The lights shuttered all at once, and a remixed version of “The Imperial March” by John Williams (aka “Darth Vader’s Theme”) blared as the ICP member walked downstairs from the green room located stage right. The crowd of about 250 people got rowdy as one of their heroes made his grand entry.
We Believe Local Journalism is Critical to the Life of a City
Engaging with our readers is essential to the Observer's mission. Make a financial contribution or sign up for a newsletter, and help us keep telling Dallas's stories with no paywalls.
Support Our Journalism

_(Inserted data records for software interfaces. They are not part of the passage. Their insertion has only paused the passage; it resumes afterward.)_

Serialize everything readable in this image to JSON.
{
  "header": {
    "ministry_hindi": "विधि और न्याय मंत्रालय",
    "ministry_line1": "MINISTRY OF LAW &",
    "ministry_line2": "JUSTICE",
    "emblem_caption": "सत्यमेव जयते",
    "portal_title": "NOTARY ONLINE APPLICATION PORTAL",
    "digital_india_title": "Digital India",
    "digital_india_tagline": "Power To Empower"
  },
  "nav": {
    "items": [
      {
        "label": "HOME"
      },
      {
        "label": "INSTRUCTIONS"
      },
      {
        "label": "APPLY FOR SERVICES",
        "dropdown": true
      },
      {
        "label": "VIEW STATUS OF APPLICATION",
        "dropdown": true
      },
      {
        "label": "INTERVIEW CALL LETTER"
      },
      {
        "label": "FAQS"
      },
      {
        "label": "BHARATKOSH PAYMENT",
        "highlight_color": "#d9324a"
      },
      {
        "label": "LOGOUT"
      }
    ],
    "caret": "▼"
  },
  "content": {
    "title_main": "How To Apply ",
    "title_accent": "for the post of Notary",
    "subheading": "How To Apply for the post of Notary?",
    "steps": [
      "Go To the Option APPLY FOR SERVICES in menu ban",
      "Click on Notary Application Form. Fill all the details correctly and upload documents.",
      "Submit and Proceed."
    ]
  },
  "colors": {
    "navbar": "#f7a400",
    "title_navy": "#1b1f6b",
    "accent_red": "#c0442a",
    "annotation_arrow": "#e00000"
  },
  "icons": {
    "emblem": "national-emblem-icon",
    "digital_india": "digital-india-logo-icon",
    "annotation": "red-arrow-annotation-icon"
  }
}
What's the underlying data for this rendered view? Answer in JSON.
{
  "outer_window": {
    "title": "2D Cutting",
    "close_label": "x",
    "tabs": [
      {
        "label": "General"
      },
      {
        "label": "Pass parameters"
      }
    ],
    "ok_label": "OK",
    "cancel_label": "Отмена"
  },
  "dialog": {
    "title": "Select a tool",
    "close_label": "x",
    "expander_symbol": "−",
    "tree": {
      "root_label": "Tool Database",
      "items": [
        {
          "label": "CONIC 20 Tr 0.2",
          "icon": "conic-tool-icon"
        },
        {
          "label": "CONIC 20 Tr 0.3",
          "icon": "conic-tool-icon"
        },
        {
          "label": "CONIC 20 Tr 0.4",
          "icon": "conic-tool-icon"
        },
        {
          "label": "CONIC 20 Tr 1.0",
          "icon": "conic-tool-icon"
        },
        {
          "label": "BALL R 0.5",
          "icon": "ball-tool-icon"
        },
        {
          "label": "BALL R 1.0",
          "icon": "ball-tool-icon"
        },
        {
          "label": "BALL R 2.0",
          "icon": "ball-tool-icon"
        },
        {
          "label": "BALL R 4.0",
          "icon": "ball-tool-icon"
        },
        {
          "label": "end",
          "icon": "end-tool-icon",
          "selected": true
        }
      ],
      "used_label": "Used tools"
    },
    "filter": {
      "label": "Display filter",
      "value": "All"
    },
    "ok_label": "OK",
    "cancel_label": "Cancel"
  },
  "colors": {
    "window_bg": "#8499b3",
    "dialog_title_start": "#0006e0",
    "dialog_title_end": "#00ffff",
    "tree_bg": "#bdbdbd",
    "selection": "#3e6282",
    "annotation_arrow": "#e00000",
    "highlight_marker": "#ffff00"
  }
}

Shaggy, in contrast to his tour mate Macc, had a more mellow flow that seemed to draw influence from, as previously mentioned, West Coast rappers. His demeanor was also more calm than the acts that preceded him. He wasn’t exactly jaded, but there comes a time in your career as an entertainer when playing to a crowd of adoring fans becomes as routine as clocking in for work every morning, and it seemed like he reached that point years ago.
Still, a chore for him, it was not. This is the same person who marched with his fans in Washington, D.C., to protest the FBI’s classifying Juggalos as a gang, so he clearly has no problem engaging with the hoi polloi.
As I was watching, some fans were checking with me to make sure I was having a good time. When I told people earlier that this was my first show around Juggalos, their excitement at making me feel included was nothing short of endearing. The etiquette for most shows I attend includes staring blankly at the stage with your arms crossed and keeping to yourself or the two friends you brought along with you. If this sort of camaraderie was present in other musical niches, it would make the experience of seeing an artist more entertaining and fulfilling, and Juggalos seem to understand that better than most people.
So carry on, Juggalos.